THE state's last June special for the year proved it truly was the Melbourne Cup of sheep sales when it grossed $1.65m and set prices not seen for a decade.
A big crowd turned out in uncharacteristically fine Katanning winter weather and packed the laneways to savour the afternoon's work and revel in buoyant prices that show no sign of abating.
For graziers, there was still reason to marvel at the transformation of the sheep industry over the past 18 months, with a yarding of 17,659 sheep averaging $25.40 in 2000, and one of 21,290 sheep averaging $49.86 in 2001.
This year, a total of 25,126 head was yarded by agents Elders and Wesfarmers Landmark and sold for an overall $65.78 average.

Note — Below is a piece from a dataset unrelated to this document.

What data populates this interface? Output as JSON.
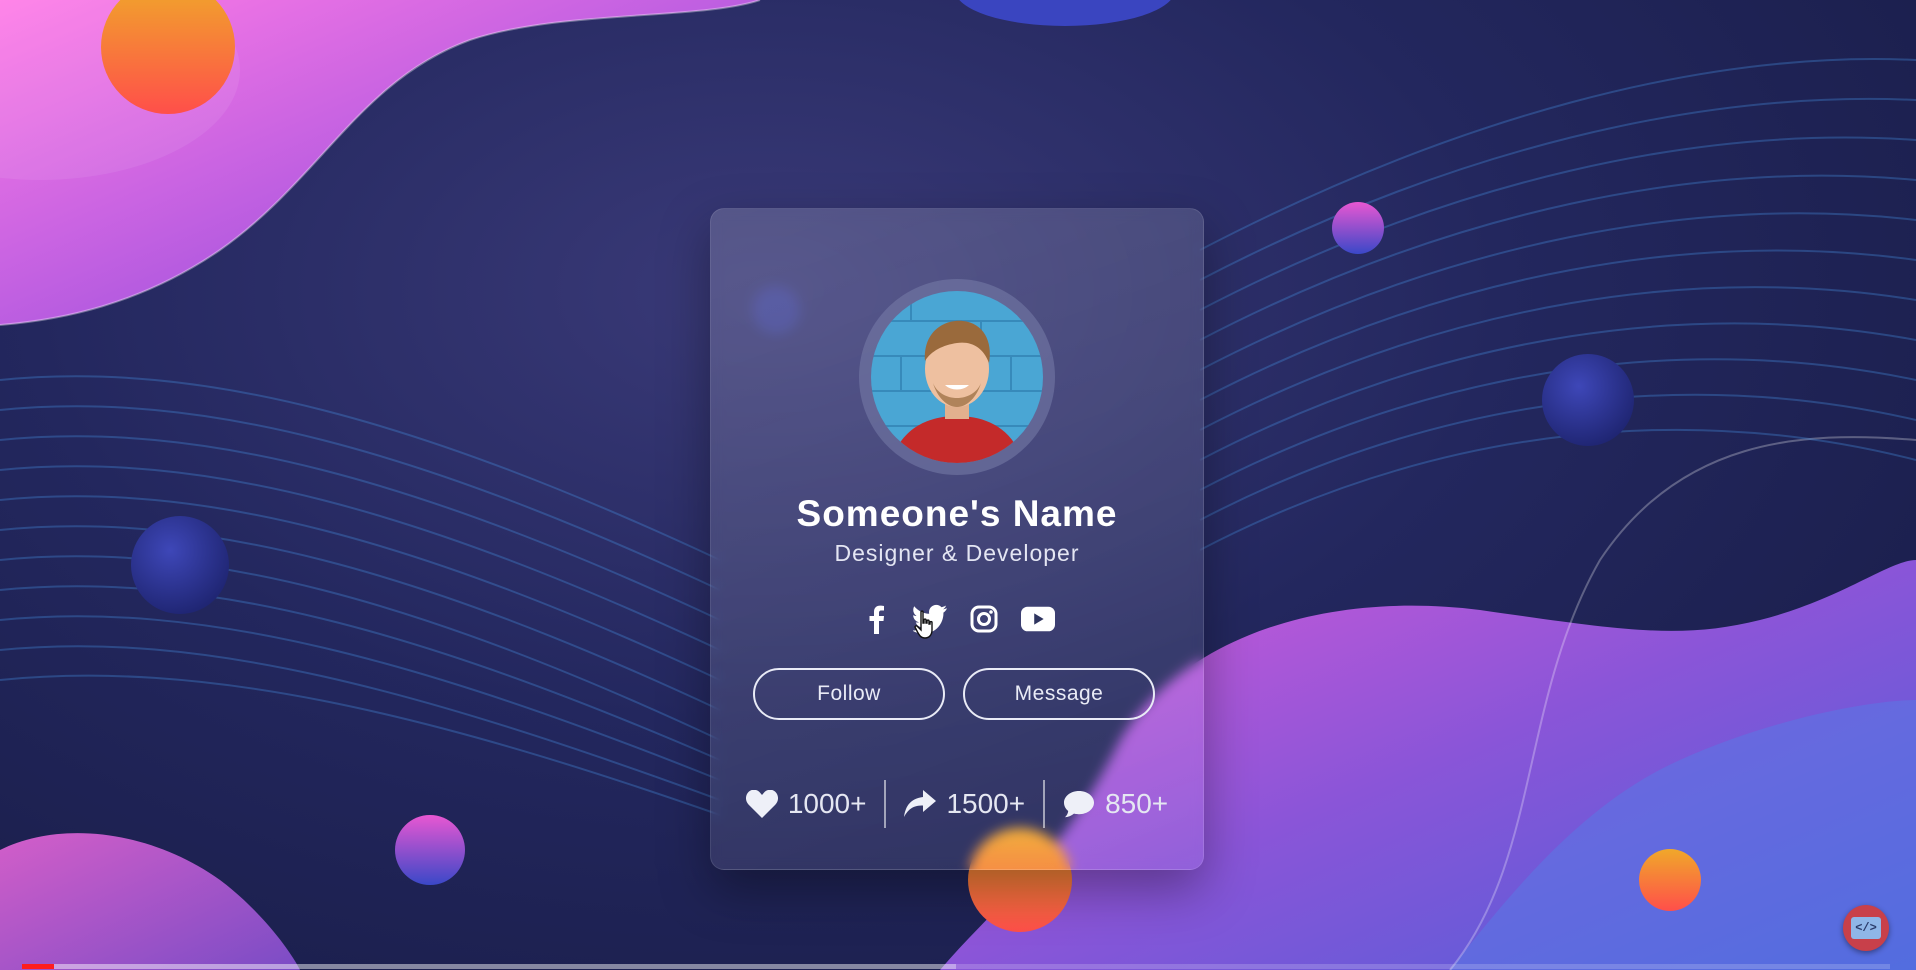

Wesfarmers Landmark auctioneer Mark Warren was delighted with the result and said the majority of the prices were true to what had been happening in the past 12 months.
He detected hesitation on behalf of bidders in the initial stages but once values were established, the market continued to get stronger right through to the final stages.
"No-one should be disappointed with what they got today," he said.
Similarly, Elders Katanning manager Mark Mahney declared it a premium sale and that quality was "quite outstanding considering the season".
The yarding also surprised onlookers for the depth of quality and presentation.
With the exception of a few lines showing the season, most were in better-than-expected condition, perhaps illustrating the new regard farmers have for their sheep.
Predictably, the live exporters were the powerhouse behind the bidding, taking almost 37pc of the yarding and digging deeply into the plainer lighter grades considered the domain of graziers.
But interestingly, graziers found a bit extra to pay for annually-forwarded lines that carried a reputation for quality, and the final analysis revealed graziers bought three of the five lines that topped the $80-mark.
While it was anticipated the heavier sheep would go to exporters, the $87.50 top price September shorn white tag wethers offered by Woolkabin stud, Katanning, failed to surprise anyone when they were knocked down to graziers Young & Connell, Williams.
It was a superbly presented line with a wool cutting ability that lifted them out of the ordinary.
It was an act of wool confidence not seen for several years but the query over wool remained.
One onlooker announced that 19-micron wool had increased 81c in Sydney the previous day and the response from his mate was, "so what, it probably went down 81c today".
Al Mukarish dominated the bidding on the heavier sheep, taking 11 lines to meet a ship scheduled to dock on Tuesday and paying from $64 for March shorn wethers to $78.50 for spring shorn.
The compnay's state manager, John Edwards, said there were plenty of sheep in the 35-37kg range but they wanted heavier 40kg-plus wethers and based prices on $62-$65 a head plus wool value to go into their typical Saudi Arabia market for young sheep.
Wellard buyer Murray French was also a strong bidder but with a boat not due for several weeks, he could afford to pick some lighter lines that would meet shipping criteria at a later date.
Emanual Exports was active to a lesser extent and there was strong support by sheep traders on the plainer lines, while graziers picked their way through annual drafts and lines sent from drought-stricken areas in an effort to stock their paddocks in a season that has so far shaped up to be a top year.
Most sheep went to the southern and western areas but several wether lines were also destined for Moora and a couple went to Kellerberrin and Beverley.
The 2538-head ewe yarding was a highlight of the day, with buyers demonstrating an enormous appetite for breeding sheep.
Values peaked at $75 for a complete drop of September shorn ewe hoggets that vendors Kerry and Allan Shaddick, Needilup, were quitting due to the season.
Other drafted-out white tag ewes made as little as $45.50 for bare shorn and up to $67.50 as prime lamb breeders started securing ewes for the coming breeding season.
pSee reports on pages 46-47 and pages 54-55.